Is science broken?

One creative attempt to estimate how widespread such dishonesty really is involves comparisons between fields of varying “hardness.” The author, Daniele Fanelli, theorized that the farther from physics one gets, the more freedom creeps into one’s experimental methodology, and the fewer constraints there are on a scientist’s conscious and unconscious biases. If all scientists were…

A scientific look at bad science

This is why replication is so vital, wouldn’t you agree Paul? A study in the Proceedings of the National Academy of Sciences reviewed 2,047 retractions of biomedical and life-sciences articles and found that just 21.3 percent stemmed from straightforward error, while 67.4 percent resulted from misconduct, including fraud or suspected fraud (43.4 percent) and plagiarism…

Publisher retracts papers due to fabricated peer reviews

I’m not sure why I keep posting about these episodes, as they have become depressingly familiar. A major publisher of scholarly medical and science articles has retracted 43 papers because of “fabricated” peer reviews amid signs of a broader fake peer review racket affecting many more publications. [,…] Ivan Oransky and Adam Marcus, the co-editors of Retraction…

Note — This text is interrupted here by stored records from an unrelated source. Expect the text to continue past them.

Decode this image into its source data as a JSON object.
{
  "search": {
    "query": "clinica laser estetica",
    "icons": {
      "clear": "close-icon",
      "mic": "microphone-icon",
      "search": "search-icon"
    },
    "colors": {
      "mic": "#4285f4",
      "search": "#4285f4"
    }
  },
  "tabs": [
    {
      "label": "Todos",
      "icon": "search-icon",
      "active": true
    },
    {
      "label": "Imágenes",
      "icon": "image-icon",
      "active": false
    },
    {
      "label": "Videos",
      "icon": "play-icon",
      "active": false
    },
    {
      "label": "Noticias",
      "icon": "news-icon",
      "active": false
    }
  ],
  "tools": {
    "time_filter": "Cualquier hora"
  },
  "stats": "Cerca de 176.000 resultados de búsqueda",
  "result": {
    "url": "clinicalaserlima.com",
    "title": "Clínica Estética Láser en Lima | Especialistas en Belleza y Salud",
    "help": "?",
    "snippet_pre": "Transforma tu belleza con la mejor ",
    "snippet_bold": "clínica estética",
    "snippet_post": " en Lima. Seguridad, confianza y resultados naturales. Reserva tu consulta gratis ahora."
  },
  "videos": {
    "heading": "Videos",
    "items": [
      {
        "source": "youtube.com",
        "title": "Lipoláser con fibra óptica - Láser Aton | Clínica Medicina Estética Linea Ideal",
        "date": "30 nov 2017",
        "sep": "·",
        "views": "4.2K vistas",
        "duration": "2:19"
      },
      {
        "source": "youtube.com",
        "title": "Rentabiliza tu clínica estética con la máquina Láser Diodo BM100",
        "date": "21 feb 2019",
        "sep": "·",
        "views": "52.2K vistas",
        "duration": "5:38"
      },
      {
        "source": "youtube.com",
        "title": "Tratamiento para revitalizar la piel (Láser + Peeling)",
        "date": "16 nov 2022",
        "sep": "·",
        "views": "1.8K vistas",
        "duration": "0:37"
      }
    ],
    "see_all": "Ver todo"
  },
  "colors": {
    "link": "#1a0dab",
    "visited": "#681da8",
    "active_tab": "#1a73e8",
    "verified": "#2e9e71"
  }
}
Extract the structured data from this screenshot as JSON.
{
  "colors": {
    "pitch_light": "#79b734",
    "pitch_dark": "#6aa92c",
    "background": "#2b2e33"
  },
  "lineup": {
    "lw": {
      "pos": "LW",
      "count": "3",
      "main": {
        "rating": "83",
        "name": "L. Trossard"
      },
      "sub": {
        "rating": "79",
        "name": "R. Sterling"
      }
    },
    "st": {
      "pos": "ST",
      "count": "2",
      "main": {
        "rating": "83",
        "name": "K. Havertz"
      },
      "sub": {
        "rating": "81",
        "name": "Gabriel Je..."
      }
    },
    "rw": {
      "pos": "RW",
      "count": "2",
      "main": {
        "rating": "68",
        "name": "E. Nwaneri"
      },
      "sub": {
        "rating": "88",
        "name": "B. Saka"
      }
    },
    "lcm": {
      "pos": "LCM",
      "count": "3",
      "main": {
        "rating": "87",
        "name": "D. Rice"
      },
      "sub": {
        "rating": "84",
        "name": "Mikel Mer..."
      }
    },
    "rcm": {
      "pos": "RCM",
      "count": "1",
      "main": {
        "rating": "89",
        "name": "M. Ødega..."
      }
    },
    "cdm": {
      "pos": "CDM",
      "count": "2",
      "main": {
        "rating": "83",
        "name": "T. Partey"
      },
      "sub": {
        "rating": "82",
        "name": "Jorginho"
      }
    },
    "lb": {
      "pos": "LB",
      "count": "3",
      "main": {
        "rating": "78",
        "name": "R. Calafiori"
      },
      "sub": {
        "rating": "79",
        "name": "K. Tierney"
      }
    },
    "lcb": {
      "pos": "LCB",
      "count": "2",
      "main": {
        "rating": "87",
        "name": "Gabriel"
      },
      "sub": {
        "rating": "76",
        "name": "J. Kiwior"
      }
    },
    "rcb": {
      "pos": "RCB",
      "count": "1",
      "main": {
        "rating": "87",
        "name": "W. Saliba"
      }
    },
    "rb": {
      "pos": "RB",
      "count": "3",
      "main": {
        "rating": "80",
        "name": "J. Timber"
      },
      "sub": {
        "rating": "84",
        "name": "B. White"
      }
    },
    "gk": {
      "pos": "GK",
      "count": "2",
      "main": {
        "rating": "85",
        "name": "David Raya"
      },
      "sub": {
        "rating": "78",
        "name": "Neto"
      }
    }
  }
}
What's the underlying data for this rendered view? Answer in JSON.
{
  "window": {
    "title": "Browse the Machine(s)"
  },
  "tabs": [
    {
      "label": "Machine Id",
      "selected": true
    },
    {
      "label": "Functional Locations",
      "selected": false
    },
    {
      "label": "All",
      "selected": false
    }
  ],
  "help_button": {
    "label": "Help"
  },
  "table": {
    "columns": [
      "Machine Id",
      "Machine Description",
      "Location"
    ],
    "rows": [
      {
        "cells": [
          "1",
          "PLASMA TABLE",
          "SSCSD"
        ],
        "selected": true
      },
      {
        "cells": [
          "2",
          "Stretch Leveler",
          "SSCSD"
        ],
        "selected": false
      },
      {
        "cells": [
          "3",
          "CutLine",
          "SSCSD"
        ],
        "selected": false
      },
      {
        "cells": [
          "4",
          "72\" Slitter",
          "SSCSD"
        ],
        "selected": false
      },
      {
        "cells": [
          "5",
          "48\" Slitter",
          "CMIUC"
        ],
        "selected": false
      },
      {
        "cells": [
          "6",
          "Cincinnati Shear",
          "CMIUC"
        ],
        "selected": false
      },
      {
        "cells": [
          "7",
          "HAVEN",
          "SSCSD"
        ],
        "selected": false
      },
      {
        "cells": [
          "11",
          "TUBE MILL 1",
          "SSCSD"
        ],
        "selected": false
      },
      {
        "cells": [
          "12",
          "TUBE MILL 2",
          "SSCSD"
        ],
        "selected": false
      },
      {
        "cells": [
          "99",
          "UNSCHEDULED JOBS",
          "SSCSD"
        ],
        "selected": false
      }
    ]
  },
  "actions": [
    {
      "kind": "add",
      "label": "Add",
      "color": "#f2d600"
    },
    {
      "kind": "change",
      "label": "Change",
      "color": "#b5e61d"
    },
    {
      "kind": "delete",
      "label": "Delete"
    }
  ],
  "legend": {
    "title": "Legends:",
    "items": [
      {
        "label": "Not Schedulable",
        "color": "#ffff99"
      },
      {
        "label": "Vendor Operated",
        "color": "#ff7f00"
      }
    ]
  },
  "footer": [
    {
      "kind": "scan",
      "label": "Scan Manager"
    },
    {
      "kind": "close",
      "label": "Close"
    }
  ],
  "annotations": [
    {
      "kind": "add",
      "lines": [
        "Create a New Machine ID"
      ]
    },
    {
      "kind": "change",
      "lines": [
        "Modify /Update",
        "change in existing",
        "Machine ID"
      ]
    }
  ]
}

Professor spoofs Google Scholar to boost citation rate

I was wondering when this would happen. The article ignores, however, the entire mechanism that allows GS to work: your citing articles are listed, so anyone can check out your citation sources, which is exactly what happened here! So rather than evidence that GS is flawed, the incident shows that it works as intended. Beall…